→ REQUIREMENT
Please output each entry exactly as it appears.

Dataset rows for apps and sites
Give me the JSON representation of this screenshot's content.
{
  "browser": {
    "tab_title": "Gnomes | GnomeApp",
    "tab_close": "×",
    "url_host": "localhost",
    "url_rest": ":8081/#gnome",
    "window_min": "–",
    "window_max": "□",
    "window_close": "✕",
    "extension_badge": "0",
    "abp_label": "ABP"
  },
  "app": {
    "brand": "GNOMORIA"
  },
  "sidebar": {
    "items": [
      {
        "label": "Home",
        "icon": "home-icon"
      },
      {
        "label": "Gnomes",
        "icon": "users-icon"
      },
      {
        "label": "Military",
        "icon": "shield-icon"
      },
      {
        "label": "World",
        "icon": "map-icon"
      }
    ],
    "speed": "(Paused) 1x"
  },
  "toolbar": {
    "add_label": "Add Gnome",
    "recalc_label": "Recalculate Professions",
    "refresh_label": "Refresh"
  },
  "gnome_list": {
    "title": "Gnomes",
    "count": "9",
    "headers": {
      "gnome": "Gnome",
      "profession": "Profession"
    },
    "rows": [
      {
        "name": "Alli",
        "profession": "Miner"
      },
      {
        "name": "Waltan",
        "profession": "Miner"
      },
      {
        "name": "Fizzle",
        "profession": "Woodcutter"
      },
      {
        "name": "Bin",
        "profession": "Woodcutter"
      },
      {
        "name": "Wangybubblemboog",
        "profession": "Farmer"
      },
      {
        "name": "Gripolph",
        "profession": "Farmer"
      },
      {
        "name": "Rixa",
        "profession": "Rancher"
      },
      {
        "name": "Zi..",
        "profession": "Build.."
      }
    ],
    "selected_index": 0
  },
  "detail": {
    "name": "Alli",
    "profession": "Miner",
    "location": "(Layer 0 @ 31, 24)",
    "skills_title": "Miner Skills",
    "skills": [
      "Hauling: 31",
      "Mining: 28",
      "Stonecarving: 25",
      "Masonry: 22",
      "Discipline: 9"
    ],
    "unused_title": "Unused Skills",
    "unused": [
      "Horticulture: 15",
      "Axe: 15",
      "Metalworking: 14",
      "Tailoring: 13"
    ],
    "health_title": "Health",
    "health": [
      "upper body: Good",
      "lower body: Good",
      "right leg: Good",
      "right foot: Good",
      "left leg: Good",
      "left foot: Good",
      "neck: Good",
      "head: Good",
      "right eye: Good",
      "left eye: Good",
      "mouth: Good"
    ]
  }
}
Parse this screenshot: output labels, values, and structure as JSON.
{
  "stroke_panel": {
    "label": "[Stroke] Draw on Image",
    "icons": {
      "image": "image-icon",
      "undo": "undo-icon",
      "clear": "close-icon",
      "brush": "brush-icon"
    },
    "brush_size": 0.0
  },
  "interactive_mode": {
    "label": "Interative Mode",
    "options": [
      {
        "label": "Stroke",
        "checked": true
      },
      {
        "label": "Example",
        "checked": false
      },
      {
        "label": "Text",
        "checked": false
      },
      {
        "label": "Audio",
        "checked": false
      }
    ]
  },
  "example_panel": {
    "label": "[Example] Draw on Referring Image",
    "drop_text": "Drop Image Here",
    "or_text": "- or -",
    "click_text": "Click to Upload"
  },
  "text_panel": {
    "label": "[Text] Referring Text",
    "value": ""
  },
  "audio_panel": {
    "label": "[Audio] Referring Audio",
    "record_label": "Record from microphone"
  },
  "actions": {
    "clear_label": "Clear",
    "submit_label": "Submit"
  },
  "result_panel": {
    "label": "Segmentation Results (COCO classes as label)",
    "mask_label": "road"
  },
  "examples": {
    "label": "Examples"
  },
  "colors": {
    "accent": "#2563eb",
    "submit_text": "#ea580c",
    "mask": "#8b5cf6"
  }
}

→ EXERCISE OUTPUT
Give me the JSON representation of this screenshot's content.
{
  "browser": {
    "tab_title": "Gnomes | GnomeApp",
    "tab_close": "×",
    "url_host": "localhost",
    "url_rest": ":8081/#gnome",
    "window_min": "–",
    "window_max": "□",
    "window_close": "✕",
    "extension_badge": "0",
    "abp_label": "ABP"
  },
  "app": {
    "brand": "GNOMORIA"
  },
  "sidebar": {
    "items": [
      {
        "label": "Home",
        "icon": "home-icon"
      },
      {
        "label": "Gnomes",
        "icon": "users-icon"
      },
      {
        "label": "Military",
        "icon": "shield-icon"
      },
      {
        "label": "World",
        "icon": "map-icon"
      }
    ],
    "speed": "(Paused) 1x"
  },
  "toolbar": {
    "add_label": "Add Gnome",
    "recalc_label": "Recalculate Professions",
    "refresh_label": "Refresh"
  },
  "gnome_list": {
    "title": "Gnomes",
    "count": "9",
    "headers": {
      "gnome": "Gnome",
      "profession": "Profession"
    },
    "rows": [
      {
        "name": "Alli",
        "profession": "Miner"
      },
      {
        "name": "Waltan",
        "profession": "Miner"
      },
      {
        "name": "Fizzle",
        "profession": "Woodcutter"
      },
      {
        "name": "Bin",
        "profession": "Woodcutter"
      },
      {
        "name": "Wangybubblemboog",
        "profession": "Farmer"
      },
      {
        "name": "Gripolph",
        "profession": "Farmer"
      },
      {
        "name": "Rixa",
        "profession": "Rancher"
      },
      {
        "name": "Zi..",
        "profession": "Build.."
      }
    ],
    "selected_index": 0
  },
  "detail": {
    "name": "Alli",
    "profession": "Miner",
    "location": "(Layer 0 @ 31, 24)",
    "skills_title": "Miner Skills",
    "skills": [
      "Hauling: 31",
      "Mining: 28",
      "Stonecarving: 25",
      "Masonry: 22",
      "Discipline: 9"
    ],
    "unused_title": "Unused Skills",
    "unused": [
      "Horticulture: 15",
      "Axe: 15",
      "Metalworking: 14",
      "Tailoring: 13"
    ],
    "health_title": "Health",
    "health": [
      "upper body: Good",
      "lower body: Good",
      "right leg: Good",
      "right foot: Good",
      "left leg: Good",
      "left foot: Good",
      "neck: Good",
      "head: Good",
      "right eye: Good",
      "left eye: Good",
      "mouth: Good"
    ]
  }
}
Parse this screenshot: output labels, values, and structure as JSON.
{
  "stroke_panel": {
    "label": "[Stroke] Draw on Image",
    "icons": {
      "image": "image-icon",
      "undo": "undo-icon",
      "clear": "close-icon",
      "brush": "brush-icon"
    },
    "brush_size": 0.0
  },
  "interactive_mode": {
    "label": "Interative Mode",
    "options": [
      {
        "label": "Stroke",
        "checked": true
      },
      {
        "label": "Example",
        "checked": false
      },
      {
        "label": "Text",
        "checked": false
      },
      {
        "label": "Audio",
        "checked": false
      }
    ]
  },
  "example_panel": {
    "label": "[Example] Draw on Referring Image",
    "drop_text": "Drop Image Here",
    "or_text": "- or -",
    "click_text": "Click to Upload"
  },
  "text_panel": {
    "label": "[Text] Referring Text",
    "value": ""
  },
  "audio_panel": {
    "label": "[Audio] Referring Audio",
    "record_label": "Record from microphone"
  },
  "actions": {
    "clear_label": "Clear",
    "submit_label": "Submit"
  },
  "result_panel": {
    "label": "Segmentation Results (COCO classes as label)",
    "mask_label": "road"
  },
  "examples": {
    "label": "Examples"
  },
  "colors": {
    "accent": "#2563eb",
    "submit_text": "#ea580c",
    "mask": "#8b5cf6"
  }
}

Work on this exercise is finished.